Solving Serious Cash Flow Shortages
If cash flow is a serious problem for your small business or you're looking for quick cash to expand your business, you may want to consider factoring your accounts receivables.
Are you familiar with factoring? If not, it's a form of financing for small and medium-sized businesses whereby you "sell" your accounts receivable to a factoring company at a discount. It's a $70 billion industry in the U.S. and a $250 billion industry worldwide.
Although the terms you'll get will vary from company to company, factoring contracts all have the following elements in common:

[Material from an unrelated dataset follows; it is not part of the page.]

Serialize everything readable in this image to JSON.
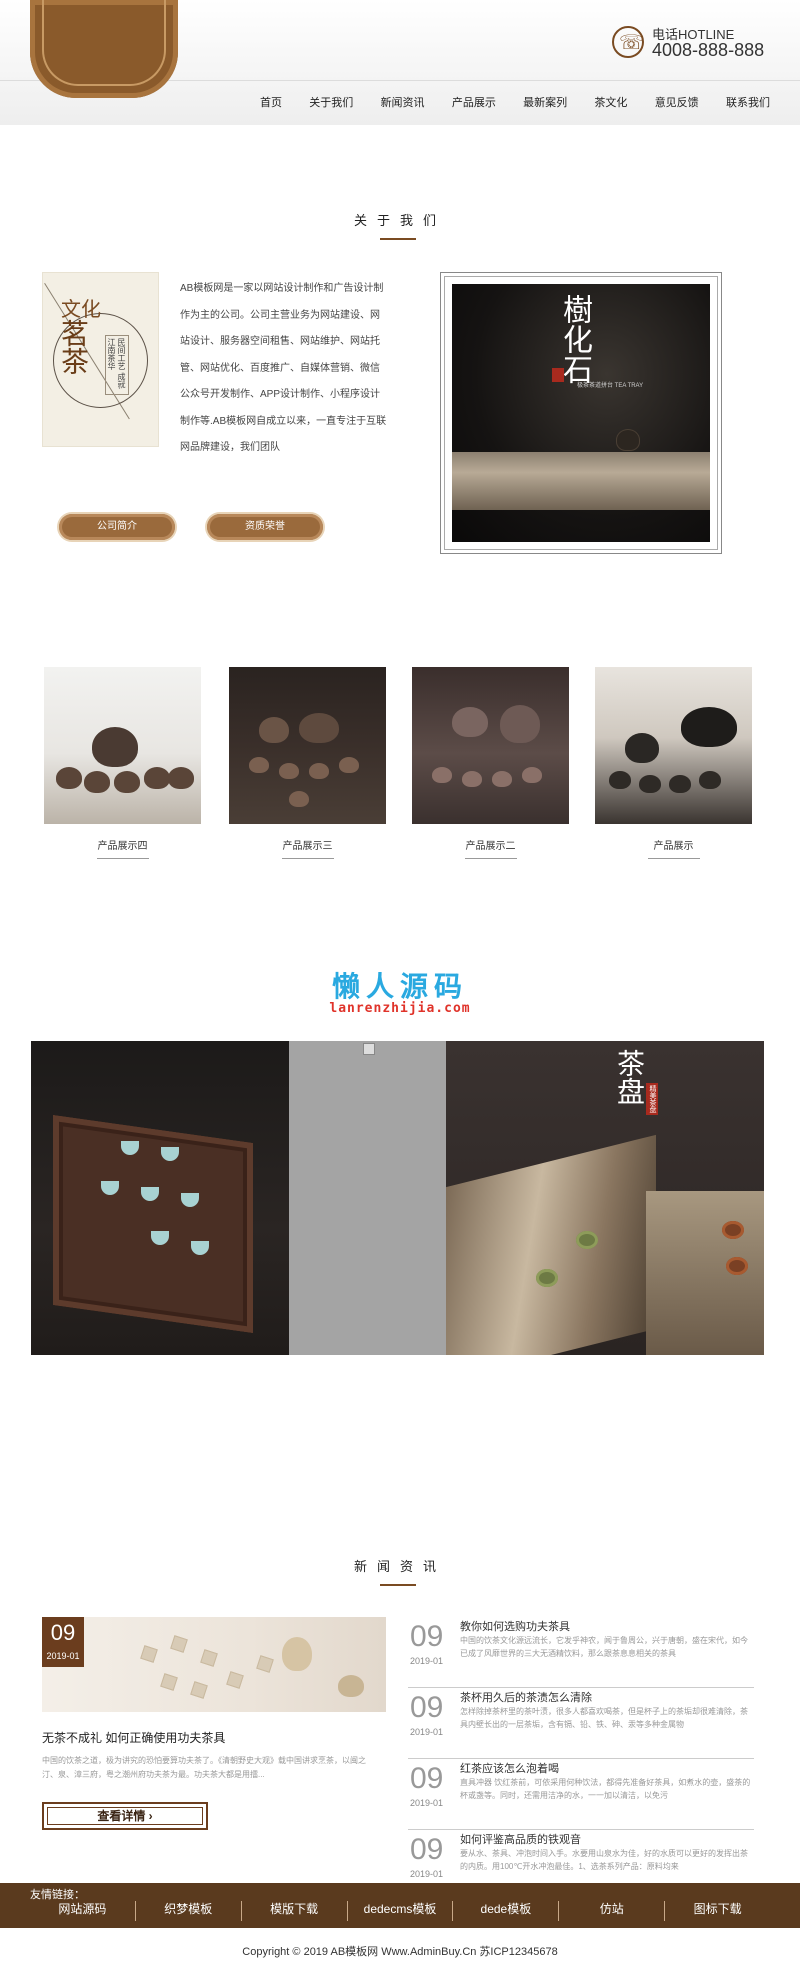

- Advance rate--The advance rate is the percentage of your accounts receivables that companies will advance to you. Some companies will advance you the full 100 percent up front. Others will advance you, say, 70 percent, and then will pay you the balance once the receivables are collected. The typical range for how much they'll pay in cash up front is 60 to 90 percent of your account receivables.
- Discount rate--The discount rate is the fee charged by the factoring company for the financing. The typical range is 2 to 7 percent of your accounts receivables, although I have seen as low as 1 percent.
- Recourse vs. nonrecourse--In a nonrecourse agreement, the factoring company bears the burden of collecting the accounts receivable. In a recourse agreement, the small business owner bears the burden (in other words, if they are uncollectable, they will be charged back to you). Obviously for a small business owner, the nonrecourse agreement is preferred, although the rates you'll get won't be as good as with a recourse agreement. You'll have to weigh one against the other. Just make sure that you understand whether your agreement is recourse or nonrecourse before you agree to the terms.
As with most financial arrangements, the terms and rates depend upon what the lending institution views as your credit worthiness. Small businesses with higher sales volumes or with what are viewed as stronger account debtors get better rates than those with small sales volumes or more questionable account debtors. Thus, the smaller the business, typically the worse the terms.
If you're interested in factoring, the first question you should be asking yourself is: Why don't I just get a bank loan and use the accounts receivables as collateral? The answer is "you should"--if you can get a bank to loan you the money. Bank fees will typically be much lower than factoring fees, and you should definitely pursue that option if it is available to you.
But factoring companies are betting that most small businesses can't easily get loans from banks these days, particularly those with a troublesome cash flow history. And judging from the size of the industry, they appear to be winning their bet.
The factoring companies also believe they can outperform the banks in one other area--speed. "Factoring provides cash. . .in 48 hours or less after an account is set up," says Paul Chapman, founder and president of American Certified Factors, a worldwide factoring company based in New York. "The account setup typically takes about seven days, but often we can provide access to funding immediately."
You'll just have to crunch the numbers to figure out if factoring makes sense for your business. Ask your lawyer or accountant what they think about factoring. And ask some of your business associates for their experiences.
If you're interested in pursuing this further, here's a short list of factoring companies with web sites where you can find more information. The list is by no means exhaustive. There are literally hundreds of factoring companies all around the world, and many of them have web sites. Before you choose a company, make sure that you shop around for the best rates.